[Instructions for the task]
Copy each line below that has "Collection".

[Data under study]
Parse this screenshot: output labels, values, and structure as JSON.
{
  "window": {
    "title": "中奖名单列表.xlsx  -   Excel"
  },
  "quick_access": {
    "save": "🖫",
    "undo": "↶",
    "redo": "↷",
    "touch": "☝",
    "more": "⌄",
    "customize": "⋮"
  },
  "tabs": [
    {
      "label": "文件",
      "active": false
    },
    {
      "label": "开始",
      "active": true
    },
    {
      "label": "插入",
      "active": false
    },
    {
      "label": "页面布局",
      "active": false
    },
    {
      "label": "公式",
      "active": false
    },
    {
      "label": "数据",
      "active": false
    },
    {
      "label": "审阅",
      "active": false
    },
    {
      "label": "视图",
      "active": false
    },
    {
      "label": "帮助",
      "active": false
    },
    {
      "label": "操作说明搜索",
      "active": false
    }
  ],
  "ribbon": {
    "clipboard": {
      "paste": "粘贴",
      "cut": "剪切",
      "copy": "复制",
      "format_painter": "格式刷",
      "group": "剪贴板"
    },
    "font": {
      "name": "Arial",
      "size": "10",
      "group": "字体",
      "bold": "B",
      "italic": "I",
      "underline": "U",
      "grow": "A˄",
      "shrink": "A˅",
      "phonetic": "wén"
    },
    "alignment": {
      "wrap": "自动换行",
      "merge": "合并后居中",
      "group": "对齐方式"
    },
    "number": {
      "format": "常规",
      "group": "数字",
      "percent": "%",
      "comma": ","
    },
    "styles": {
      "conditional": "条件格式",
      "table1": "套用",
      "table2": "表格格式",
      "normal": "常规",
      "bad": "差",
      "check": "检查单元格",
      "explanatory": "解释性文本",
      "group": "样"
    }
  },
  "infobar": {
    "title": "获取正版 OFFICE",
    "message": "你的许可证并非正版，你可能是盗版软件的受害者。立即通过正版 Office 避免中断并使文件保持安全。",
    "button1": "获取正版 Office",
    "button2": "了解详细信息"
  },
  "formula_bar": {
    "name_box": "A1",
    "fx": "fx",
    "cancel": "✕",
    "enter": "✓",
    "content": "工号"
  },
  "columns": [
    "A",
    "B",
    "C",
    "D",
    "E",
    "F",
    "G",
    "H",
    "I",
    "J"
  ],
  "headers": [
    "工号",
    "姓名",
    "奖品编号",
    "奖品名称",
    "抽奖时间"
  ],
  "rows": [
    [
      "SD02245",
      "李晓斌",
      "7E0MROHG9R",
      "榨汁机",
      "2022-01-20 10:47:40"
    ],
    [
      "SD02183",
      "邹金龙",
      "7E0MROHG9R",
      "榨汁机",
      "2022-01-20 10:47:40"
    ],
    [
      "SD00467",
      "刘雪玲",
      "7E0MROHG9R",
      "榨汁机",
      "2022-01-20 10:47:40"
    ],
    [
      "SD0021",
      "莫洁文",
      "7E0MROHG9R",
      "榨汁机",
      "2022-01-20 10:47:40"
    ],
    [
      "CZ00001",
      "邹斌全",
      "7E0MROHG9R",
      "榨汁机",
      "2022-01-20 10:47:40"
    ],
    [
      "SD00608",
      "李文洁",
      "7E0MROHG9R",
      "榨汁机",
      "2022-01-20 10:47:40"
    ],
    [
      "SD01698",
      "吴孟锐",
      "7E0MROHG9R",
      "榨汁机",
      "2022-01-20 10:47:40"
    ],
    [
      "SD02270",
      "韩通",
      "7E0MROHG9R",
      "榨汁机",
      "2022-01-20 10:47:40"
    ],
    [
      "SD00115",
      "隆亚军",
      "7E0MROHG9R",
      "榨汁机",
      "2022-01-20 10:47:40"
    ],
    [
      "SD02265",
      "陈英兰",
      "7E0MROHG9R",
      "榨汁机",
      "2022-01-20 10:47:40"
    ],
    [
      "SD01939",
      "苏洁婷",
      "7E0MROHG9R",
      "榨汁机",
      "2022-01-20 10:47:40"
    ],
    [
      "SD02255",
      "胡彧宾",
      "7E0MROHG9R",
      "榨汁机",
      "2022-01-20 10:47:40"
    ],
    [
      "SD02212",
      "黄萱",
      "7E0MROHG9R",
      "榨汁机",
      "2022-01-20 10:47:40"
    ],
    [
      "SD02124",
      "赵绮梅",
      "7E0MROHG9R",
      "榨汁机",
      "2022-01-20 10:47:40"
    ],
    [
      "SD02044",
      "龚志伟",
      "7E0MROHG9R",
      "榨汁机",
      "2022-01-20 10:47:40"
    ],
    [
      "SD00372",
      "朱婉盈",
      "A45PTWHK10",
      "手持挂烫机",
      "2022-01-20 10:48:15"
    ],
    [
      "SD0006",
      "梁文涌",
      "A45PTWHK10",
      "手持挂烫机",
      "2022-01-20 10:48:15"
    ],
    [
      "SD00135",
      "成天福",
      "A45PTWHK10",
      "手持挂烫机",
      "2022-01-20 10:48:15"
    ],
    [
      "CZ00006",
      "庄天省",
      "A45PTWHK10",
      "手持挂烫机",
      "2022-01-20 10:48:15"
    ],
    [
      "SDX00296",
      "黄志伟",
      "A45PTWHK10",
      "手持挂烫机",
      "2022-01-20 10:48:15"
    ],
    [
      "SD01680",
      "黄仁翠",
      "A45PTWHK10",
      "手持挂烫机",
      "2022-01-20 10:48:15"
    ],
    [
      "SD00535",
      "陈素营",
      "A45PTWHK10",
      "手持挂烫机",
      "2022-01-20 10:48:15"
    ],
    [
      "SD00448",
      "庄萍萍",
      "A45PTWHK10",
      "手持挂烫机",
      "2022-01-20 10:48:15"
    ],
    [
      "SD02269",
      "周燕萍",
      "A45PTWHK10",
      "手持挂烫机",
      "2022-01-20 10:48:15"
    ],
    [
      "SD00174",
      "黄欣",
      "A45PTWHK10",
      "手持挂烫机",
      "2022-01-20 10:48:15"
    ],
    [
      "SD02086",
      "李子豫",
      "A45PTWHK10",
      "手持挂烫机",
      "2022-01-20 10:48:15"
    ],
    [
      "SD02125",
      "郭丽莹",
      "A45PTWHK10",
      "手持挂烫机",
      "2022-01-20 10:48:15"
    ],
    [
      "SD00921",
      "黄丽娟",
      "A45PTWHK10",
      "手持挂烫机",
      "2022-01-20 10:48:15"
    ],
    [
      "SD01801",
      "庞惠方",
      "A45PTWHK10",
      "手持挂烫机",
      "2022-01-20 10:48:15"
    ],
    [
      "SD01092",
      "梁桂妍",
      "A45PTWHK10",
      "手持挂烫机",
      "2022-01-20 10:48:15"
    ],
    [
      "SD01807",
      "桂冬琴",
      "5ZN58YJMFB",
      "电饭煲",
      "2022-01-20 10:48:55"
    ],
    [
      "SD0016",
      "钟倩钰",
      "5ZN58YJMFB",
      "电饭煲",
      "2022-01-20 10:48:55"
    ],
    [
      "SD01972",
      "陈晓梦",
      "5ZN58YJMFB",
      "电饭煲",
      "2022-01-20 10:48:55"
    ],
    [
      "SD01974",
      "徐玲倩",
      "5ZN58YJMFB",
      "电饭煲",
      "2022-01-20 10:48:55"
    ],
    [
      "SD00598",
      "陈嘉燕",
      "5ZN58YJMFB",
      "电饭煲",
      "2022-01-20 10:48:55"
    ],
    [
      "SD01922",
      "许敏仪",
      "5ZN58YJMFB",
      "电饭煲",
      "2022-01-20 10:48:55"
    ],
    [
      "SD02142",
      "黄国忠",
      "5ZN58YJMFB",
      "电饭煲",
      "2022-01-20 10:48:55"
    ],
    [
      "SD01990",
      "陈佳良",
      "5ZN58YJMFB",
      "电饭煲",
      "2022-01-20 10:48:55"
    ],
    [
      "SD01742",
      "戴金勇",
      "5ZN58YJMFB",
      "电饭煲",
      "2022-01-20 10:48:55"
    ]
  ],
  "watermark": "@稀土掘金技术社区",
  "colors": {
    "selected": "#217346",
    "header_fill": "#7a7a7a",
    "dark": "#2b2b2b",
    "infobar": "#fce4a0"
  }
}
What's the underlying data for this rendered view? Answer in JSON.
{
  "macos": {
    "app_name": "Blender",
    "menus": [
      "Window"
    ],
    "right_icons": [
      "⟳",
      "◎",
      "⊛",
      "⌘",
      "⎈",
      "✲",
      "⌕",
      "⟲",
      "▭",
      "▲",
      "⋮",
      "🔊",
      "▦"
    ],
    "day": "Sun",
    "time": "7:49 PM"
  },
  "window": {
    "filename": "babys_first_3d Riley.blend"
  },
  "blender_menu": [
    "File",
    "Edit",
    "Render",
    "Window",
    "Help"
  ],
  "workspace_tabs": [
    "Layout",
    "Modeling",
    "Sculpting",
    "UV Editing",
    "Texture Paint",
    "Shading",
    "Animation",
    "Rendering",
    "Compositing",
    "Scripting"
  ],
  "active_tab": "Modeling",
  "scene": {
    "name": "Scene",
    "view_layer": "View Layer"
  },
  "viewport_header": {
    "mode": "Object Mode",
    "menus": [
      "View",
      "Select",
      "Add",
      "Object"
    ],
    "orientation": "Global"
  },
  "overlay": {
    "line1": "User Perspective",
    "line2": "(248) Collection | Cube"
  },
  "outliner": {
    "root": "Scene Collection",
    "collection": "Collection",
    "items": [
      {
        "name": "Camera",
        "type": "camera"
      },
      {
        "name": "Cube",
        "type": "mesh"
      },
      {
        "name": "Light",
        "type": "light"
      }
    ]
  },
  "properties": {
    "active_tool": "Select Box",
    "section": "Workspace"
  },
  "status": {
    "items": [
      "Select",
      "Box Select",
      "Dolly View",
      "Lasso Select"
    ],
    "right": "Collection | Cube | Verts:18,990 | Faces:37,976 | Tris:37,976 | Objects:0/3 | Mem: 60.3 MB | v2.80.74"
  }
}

[Solution]
    "line2": "(248) Collection | Cube"
    "root": "Scene Collection",
    "collection": "Collection",
    "right": "Collection | Cube | Verts:18,990 | Faces:37,976 | Tris:37,976 | Objects:0/3 | Mem: 60.3 MB | v2.80.74"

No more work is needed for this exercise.